::: The records

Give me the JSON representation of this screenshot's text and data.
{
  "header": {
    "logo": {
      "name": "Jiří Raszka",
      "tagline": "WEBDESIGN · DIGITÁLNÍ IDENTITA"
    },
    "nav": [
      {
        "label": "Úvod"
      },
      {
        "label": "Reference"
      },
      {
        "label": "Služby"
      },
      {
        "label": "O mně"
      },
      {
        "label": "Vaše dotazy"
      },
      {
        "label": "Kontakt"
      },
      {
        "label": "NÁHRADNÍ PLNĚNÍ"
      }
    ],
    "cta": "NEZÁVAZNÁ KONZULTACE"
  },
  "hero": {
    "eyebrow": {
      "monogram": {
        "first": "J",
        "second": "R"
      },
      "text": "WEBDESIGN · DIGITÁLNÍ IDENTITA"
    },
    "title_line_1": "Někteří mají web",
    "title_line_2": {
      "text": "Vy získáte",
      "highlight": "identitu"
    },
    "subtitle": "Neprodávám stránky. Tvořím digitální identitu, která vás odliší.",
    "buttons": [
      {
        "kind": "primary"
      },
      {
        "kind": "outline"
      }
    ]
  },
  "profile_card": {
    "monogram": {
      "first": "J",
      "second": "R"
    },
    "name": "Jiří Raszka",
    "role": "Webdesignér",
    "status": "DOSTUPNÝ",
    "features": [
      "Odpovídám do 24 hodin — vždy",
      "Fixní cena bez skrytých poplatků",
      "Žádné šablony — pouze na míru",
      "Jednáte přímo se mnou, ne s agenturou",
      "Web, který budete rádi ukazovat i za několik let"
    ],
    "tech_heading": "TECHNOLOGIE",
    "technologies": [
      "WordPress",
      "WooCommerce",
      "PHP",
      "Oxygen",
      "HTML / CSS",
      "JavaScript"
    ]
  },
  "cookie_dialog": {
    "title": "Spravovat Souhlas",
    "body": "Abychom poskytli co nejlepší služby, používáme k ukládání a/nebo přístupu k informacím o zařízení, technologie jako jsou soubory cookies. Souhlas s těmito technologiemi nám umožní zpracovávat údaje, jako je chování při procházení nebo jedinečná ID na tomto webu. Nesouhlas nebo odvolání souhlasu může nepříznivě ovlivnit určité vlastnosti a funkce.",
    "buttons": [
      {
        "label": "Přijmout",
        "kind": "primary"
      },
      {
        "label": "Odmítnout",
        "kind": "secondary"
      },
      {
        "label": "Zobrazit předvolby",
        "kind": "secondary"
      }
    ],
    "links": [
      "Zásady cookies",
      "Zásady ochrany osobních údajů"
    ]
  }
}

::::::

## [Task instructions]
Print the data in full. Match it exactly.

## [Task result]
Give me the JSON representation of this screenshot's text and data.
{
  "header": {
    "logo": {
      "name": "Jiří Raszka",
      "tagline": "WEBDESIGN · DIGITÁLNÍ IDENTITA"
    },
    "nav": [
      {
        "label": "Úvod"
      },
      {
        "label": "Reference"
      },
      {
        "label": "Služby"
      },
      {
        "label": "O mně"
      },
      {
        "label": "Vaše dotazy"
      },
      {
        "label": "Kontakt"
      },
      {
        "label": "NÁHRADNÍ PLNĚNÍ"
      }
    ],
    "cta": "NEZÁVAZNÁ KONZULTACE"
  },
  "hero": {
    "eyebrow": {
      "monogram": {
        "first": "J",
        "second": "R"
      },
      "text": "WEBDESIGN · DIGITÁLNÍ IDENTITA"
    },
    "title_line_1": "Někteří mají web",
    "title_line_2": {
      "text": "Vy získáte",
      "highlight": "identitu"
    },
    "subtitle": "Neprodávám stránky. Tvořím digitální identitu, která vás odliší.",
    "buttons": [
      {
        "kind": "primary"
      },
      {
        "kind": "outline"
      }
    ]
  },
  "profile_card": {
    "monogram": {
      "first": "J",
      "second": "R"
    },
    "name": "Jiří Raszka",
    "role": "Webdesignér",
    "status": "DOSTUPNÝ",
    "features": [
      "Odpovídám do 24 hodin — vždy",
      "Fixní cena bez skrytých poplatků",
      "Žádné šablony — pouze na míru",
      "Jednáte přímo se mnou, ne s agenturou",
      "Web, který budete rádi ukazovat i za několik let"
    ],
    "tech_heading": "TECHNOLOGIE",
    "technologies": [
      "WordPress",
      "WooCommerce",
      "PHP",
      "Oxygen",
      "HTML / CSS",
      "JavaScript"
    ]
  },
  "cookie_dialog": {
    "title": "Spravovat Souhlas",
    "body": "Abychom poskytli co nejlepší služby, používáme k ukládání a/nebo přístupu k informacím o zařízení, technologie jako jsou soubory cookies. Souhlas s těmito technologiemi nám umožní zpracovávat údaje, jako je chování při procházení nebo jedinečná ID na tomto webu. Nesouhlas nebo odvolání souhlasu může nepříznivě ovlivnit určité vlastnosti a funkce.",
    "buttons": [
      {
        "label": "Přijmout",
        "kind": "primary"
      },
      {
        "label": "Odmítnout",
        "kind": "secondary"
      },
      {
        "label": "Zobrazit předvolby",
        "kind": "secondary"
      }
    ],
    "links": [
      "Zásady cookies",
      "Zásady ochrany osobních údajů"
    ]
  }
}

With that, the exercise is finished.